EXERCISE: Repeat the material below exactly, line for line.

GIVEN DATA START

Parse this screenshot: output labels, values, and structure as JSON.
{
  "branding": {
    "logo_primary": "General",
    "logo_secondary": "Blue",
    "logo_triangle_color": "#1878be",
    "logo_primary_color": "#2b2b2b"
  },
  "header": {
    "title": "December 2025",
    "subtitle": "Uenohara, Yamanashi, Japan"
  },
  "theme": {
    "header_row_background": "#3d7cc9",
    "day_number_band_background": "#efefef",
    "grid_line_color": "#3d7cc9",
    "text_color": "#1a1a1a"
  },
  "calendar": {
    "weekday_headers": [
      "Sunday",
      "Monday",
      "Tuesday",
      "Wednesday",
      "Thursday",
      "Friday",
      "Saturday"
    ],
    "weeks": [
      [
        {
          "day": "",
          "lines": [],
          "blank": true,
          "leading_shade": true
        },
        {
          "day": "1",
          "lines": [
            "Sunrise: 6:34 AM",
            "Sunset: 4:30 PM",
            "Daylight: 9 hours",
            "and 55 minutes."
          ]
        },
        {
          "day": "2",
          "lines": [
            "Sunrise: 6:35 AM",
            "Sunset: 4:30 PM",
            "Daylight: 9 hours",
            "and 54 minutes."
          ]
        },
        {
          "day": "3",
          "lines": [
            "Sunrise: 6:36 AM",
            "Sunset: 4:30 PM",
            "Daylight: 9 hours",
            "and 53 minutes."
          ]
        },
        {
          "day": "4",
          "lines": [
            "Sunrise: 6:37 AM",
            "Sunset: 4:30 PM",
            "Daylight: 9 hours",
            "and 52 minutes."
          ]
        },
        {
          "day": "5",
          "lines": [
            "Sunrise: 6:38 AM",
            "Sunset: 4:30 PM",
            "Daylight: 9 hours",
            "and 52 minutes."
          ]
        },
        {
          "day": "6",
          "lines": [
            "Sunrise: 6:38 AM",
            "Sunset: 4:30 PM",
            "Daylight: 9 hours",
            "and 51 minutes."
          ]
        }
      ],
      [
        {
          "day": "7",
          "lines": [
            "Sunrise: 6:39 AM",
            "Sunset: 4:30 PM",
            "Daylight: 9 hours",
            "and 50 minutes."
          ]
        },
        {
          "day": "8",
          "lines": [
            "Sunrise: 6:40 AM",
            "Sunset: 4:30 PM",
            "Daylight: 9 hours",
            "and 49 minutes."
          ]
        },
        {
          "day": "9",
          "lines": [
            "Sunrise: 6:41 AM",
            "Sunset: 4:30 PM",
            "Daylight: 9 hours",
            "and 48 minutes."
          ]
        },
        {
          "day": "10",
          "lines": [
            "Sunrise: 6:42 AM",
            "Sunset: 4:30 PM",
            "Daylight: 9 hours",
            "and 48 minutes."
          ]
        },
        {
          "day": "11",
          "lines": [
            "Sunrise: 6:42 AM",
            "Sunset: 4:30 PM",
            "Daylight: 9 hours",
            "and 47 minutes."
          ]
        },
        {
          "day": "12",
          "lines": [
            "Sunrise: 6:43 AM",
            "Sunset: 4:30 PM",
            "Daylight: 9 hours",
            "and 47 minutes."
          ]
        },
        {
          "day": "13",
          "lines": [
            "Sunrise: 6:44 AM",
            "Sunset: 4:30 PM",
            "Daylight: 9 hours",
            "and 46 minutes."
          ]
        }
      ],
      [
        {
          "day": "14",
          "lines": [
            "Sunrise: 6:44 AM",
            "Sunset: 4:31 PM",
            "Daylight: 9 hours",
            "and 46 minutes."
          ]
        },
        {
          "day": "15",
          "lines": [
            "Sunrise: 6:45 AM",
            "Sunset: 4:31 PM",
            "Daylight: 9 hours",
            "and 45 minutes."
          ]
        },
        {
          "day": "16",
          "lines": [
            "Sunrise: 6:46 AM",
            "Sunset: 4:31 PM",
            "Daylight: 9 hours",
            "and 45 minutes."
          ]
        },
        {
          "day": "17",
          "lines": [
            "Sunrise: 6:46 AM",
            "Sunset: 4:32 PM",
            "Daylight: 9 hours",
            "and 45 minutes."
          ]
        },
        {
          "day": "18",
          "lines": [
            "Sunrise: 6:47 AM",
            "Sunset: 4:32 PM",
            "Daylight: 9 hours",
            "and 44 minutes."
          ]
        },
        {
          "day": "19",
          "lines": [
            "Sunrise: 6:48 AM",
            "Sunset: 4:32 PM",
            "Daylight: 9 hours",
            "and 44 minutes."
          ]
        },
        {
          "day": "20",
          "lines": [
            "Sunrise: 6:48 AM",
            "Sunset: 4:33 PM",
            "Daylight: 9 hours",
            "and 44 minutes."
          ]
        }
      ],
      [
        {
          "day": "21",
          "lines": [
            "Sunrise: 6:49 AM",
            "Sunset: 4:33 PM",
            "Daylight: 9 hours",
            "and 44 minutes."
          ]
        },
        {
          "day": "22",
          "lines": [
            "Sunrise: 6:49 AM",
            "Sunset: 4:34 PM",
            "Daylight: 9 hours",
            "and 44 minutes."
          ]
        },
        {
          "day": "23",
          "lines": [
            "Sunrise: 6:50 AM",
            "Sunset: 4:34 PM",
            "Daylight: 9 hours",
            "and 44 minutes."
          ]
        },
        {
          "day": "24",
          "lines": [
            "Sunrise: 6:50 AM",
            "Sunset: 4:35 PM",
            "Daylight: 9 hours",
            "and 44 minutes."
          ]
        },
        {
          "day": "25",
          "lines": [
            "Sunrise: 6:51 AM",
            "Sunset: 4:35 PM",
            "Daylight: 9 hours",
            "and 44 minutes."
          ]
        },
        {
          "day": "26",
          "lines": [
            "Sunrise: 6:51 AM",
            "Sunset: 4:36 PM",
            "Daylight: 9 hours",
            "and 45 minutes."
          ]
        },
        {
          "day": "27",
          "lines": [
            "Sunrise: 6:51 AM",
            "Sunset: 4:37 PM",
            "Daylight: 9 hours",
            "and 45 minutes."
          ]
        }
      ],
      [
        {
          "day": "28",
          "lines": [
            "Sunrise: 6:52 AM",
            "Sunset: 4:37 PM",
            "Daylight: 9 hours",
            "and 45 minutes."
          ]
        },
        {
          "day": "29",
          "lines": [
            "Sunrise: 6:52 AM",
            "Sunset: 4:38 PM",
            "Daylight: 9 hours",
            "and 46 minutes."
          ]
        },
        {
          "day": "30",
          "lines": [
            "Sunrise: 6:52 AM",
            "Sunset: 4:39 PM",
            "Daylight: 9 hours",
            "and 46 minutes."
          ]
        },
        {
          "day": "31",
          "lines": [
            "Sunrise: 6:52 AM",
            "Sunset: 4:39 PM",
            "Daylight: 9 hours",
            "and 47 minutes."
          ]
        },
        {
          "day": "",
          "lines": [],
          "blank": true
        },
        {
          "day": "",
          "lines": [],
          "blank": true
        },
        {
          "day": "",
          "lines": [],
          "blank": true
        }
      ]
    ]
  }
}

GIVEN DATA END

YOUR SOLUTION:
Parse this screenshot: output labels, values, and structure as JSON.
{
  "branding": {
    "logo_primary": "General",
    "logo_secondary": "Blue",
    "logo_triangle_color": "#1878be",
    "logo_primary_color": "#2b2b2b"
  },
  "header": {
    "title": "December 2025",
    "subtitle": "Uenohara, Yamanashi, Japan"
  },
  "theme": {
    "header_row_background": "#3d7cc9",
    "day_number_band_background": "#efefef",
    "grid_line_color": "#3d7cc9",
    "text_color": "#1a1a1a"
  },
  "calendar": {
    "weekday_headers": [
      "Sunday",
      "Monday",
      "Tuesday",
      "Wednesday",
      "Thursday",
      "Friday",
      "Saturday"
    ],
    "weeks": [
      [
        {
          "day": "",
          "lines": [],
          "blank": true,
          "leading_shade": true
        },
        {
          "day": "1",
          "lines": [
            "Sunrise: 6:34 AM",
            "Sunset: 4:30 PM",
            "Daylight: 9 hours",
            "and 55 minutes."
          ]
        },
        {
          "day": "2",
          "lines": [
            "Sunrise: 6:35 AM",
            "Sunset: 4:30 PM",
            "Daylight: 9 hours",
            "and 54 minutes."
          ]
        },
        {
          "day": "3",
          "lines": [
            "Sunrise: 6:36 AM",
            "Sunset: 4:30 PM",
            "Daylight: 9 hours",
            "and 53 minutes."
          ]
        },
        {
          "day": "4",
          "lines": [
            "Sunrise: 6:37 AM",
            "Sunset: 4:30 PM",
            "Daylight: 9 hours",
            "and 52 minutes."
          ]
        },
        {
          "day": "5",
          "lines": [
            "Sunrise: 6:38 AM",
            "Sunset: 4:30 PM",
            "Daylight: 9 hours",
            "and 52 minutes."
          ]
        },
        {
          "day": "6",
          "lines": [
            "Sunrise: 6:38 AM",
            "Sunset: 4:30 PM",
            "Daylight: 9 hours",
            "and 51 minutes."
          ]
        }
      ],
      [
        {
          "day": "7",
          "lines": [
            "Sunrise: 6:39 AM",
            "Sunset: 4:30 PM",
            "Daylight: 9 hours",
            "and 50 minutes."
          ]
        },
        {
          "day": "8",
          "lines": [
            "Sunrise: 6:40 AM",
            "Sunset: 4:30 PM",
            "Daylight: 9 hours",
            "and 49 minutes."
          ]
        },
        {
          "day": "9",
          "lines": [
            "Sunrise: 6:41 AM",
            "Sunset: 4:30 PM",
            "Daylight: 9 hours",
            "and 48 minutes."
          ]
        },
        {
          "day": "10",
          "lines": [
            "Sunrise: 6:42 AM",
            "Sunset: 4:30 PM",
            "Daylight: 9 hours",
            "and 48 minutes."
          ]
        },
        {
          "day": "11",
          "lines": [
            "Sunrise: 6:42 AM",
            "Sunset: 4:30 PM",
            "Daylight: 9 hours",
            "and 47 minutes."
          ]
        },
        {
          "day": "12",
          "lines": [
            "Sunrise: 6:43 AM",
            "Sunset: 4:30 PM",
            "Daylight: 9 hours",
            "and 47 minutes."
          ]
        },
        {
          "day": "13",
          "lines": [
            "Sunrise: 6:44 AM",
            "Sunset: 4:30 PM",
            "Daylight: 9 hours",
            "and 46 minutes."
          ]
        }
      ],
      [
        {
          "day": "14",
          "lines": [
            "Sunrise: 6:44 AM",
            "Sunset: 4:31 PM",
            "Daylight: 9 hours",
            "and 46 minutes."
          ]
        },
        {
          "day": "15",
          "lines": [
            "Sunrise: 6:45 AM",
            "Sunset: 4:31 PM",
            "Daylight: 9 hours",
            "and 45 minutes."
          ]
        },
        {
          "day": "16",
          "lines": [
            "Sunrise: 6:46 AM",
            "Sunset: 4:31 PM",
            "Daylight: 9 hours",
            "and 45 minutes."
          ]
        },
        {
          "day": "17",
          "lines": [
            "Sunrise: 6:46 AM",
            "Sunset: 4:32 PM",
            "Daylight: 9 hours",
            "and 45 minutes."
          ]
        },
        {
          "day": "18",
          "lines": [
            "Sunrise: 6:47 AM",
            "Sunset: 4:32 PM",
            "Daylight: 9 hours",
            "and 44 minutes."
          ]
        },
        {
          "day": "19",
          "lines": [
            "Sunrise: 6:48 AM",
            "Sunset: 4:32 PM",
            "Daylight: 9 hours",
            "and 44 minutes."
          ]
        },
        {
          "day": "20",
          "lines": [
            "Sunrise: 6:48 AM",
            "Sunset: 4:33 PM",
            "Daylight: 9 hours",
            "and 44 minutes."
          ]
        }
      ],
      [
        {
          "day": "21",
          "lines": [
            "Sunrise: 6:49 AM",
            "Sunset: 4:33 PM",
            "Daylight: 9 hours",
            "and 44 minutes."
          ]
        },
        {
          "day": "22",
          "lines": [
            "Sunrise: 6:49 AM",
            "Sunset: 4:34 PM",
            "Daylight: 9 hours",
            "and 44 minutes."
          ]
        },
        {
          "day": "23",
          "lines": [
            "Sunrise: 6:50 AM",
            "Sunset: 4:34 PM",
            "Daylight: 9 hours",
            "and 44 minutes."
          ]
        },
        {
          "day": "24",
          "lines": [
            "Sunrise: 6:50 AM",
            "Sunset: 4:35 PM",
            "Daylight: 9 hours",
            "and 44 minutes."
          ]
        },
        {
          "day": "25",
          "lines": [
            "Sunrise: 6:51 AM",
            "Sunset: 4:35 PM",
            "Daylight: 9 hours",
            "and 44 minutes."
          ]
        },
        {
          "day": "26",
          "lines": [
            "Sunrise: 6:51 AM",
            "Sunset: 4:36 PM",
            "Daylight: 9 hours",
            "and 45 minutes."
          ]
        },
        {
          "day": "27",
          "lines": [
            "Sunrise: 6:51 AM",
            "Sunset: 4:37 PM",
            "Daylight: 9 hours",
            "and 45 minutes."
          ]
        }
      ],
      [
        {
          "day": "28",
          "lines": [
            "Sunrise: 6:52 AM",
            "Sunset: 4:37 PM",
            "Daylight: 9 hours",
            "and 45 minutes."
          ]
        },
        {
          "day": "29",
          "lines": [
            "Sunrise: 6:52 AM",
            "Sunset: 4:38 PM",
            "Daylight: 9 hours",
            "and 46 minutes."
          ]
        },
        {
          "day": "30",
          "lines": [
            "Sunrise: 6:52 AM",
            "Sunset: 4:39 PM",
            "Daylight: 9 hours",
            "and 46 minutes."
          ]
        },
        {
          "day": "31",
          "lines": [
            "Sunrise: 6:52 AM",
            "Sunset: 4:39 PM",
            "Daylight: 9 hours",
            "and 47 minutes."
          ]
        },
        {
          "day": "",
          "lines": [],
          "blank": true
        },
        {
          "day": "",
          "lines": [],
          "blank": true
        },
        {
          "day": "",
          "lines": [],
          "blank": true
        }
      ]
    ]
  }
}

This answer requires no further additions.